    • can supply more then 50% FiO2
    • not tolerated well and higher complications -coughing due to contact with epiglottis, topical anesthesia of area, mild sedation often needed, inceased risk of aspiration
  24. transtracheal oxygen
    • surgically placed catheter- same as nasal or tracheal silicone best
    • prep and local block at 4th-5th ring
    • puncture to facilitate catheter intoduction
    • tip of catheter to the carina
    • approximate flow rate of 3 L/min- based on ventilation, PaO2-deep and rapid +/- increase rate
  25. oxygen collar
    • less restrictive and irritating than others
    • low flow rate?yes
    • homemade with e-collar and saran wrap
    • O2 heavier than air-lower 2/3 O2 rich
    • humidity and heat-keep eyes moist, watch for xs humidity and heat
  26. oxygen cage and incubators
    • not the best for critical control
    • flow rate 15 L/min might give FiO2 40%-leaks significant, dead space
    • open freguently so long "recharge" period
    • bacterial growth in humidifiers-pseudomonus
  27. hyperbaric oxygen

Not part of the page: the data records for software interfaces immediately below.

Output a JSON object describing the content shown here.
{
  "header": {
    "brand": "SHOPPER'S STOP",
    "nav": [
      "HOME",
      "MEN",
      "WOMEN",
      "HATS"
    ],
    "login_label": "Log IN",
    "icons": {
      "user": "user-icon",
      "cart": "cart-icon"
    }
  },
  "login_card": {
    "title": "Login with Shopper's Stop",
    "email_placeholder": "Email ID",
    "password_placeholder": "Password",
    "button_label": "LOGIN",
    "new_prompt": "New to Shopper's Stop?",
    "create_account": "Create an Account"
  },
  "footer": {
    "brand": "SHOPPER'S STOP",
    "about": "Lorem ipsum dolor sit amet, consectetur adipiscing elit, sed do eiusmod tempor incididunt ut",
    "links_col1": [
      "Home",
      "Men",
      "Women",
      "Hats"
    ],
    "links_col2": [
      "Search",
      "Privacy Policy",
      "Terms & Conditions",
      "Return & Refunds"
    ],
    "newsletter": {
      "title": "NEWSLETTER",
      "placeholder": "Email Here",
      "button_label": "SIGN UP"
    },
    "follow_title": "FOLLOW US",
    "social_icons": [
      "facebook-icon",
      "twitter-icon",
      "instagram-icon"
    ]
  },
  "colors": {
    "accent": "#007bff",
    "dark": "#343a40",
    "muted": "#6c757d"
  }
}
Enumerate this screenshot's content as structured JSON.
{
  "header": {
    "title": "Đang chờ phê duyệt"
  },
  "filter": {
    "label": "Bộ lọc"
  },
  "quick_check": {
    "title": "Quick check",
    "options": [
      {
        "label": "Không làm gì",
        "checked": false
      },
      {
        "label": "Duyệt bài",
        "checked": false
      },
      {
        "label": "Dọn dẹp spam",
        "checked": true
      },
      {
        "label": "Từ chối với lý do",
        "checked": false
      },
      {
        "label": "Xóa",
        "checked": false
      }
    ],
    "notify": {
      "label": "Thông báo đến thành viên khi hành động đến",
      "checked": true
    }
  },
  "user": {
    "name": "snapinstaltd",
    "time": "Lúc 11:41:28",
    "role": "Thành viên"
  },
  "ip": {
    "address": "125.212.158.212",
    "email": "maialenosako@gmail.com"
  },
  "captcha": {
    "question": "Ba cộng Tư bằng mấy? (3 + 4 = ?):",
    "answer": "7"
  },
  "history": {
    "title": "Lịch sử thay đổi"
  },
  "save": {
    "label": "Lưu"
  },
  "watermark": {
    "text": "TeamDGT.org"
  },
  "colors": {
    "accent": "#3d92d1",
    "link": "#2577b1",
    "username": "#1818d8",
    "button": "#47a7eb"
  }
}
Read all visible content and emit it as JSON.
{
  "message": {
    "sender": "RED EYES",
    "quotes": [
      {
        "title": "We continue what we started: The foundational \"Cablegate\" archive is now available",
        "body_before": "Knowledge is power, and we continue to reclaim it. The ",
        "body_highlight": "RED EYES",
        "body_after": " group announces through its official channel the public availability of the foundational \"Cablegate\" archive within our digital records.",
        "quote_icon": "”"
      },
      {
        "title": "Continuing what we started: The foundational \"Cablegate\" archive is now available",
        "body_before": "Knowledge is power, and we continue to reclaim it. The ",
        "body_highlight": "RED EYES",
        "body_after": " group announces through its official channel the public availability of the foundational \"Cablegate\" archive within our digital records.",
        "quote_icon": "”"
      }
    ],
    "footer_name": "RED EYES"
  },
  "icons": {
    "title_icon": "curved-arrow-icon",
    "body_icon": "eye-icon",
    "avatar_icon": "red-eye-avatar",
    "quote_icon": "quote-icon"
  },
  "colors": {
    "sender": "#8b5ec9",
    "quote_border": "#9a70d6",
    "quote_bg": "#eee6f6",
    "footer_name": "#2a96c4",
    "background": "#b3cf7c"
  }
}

    • 100% oxygen at more than normal pressure
    • O2 in blood and tissue up to 20x normal
    • treatment for- carbon monoxide, nonhealing wounds, bone/joint infections from septicema, crush injury
    • few exist in vet machine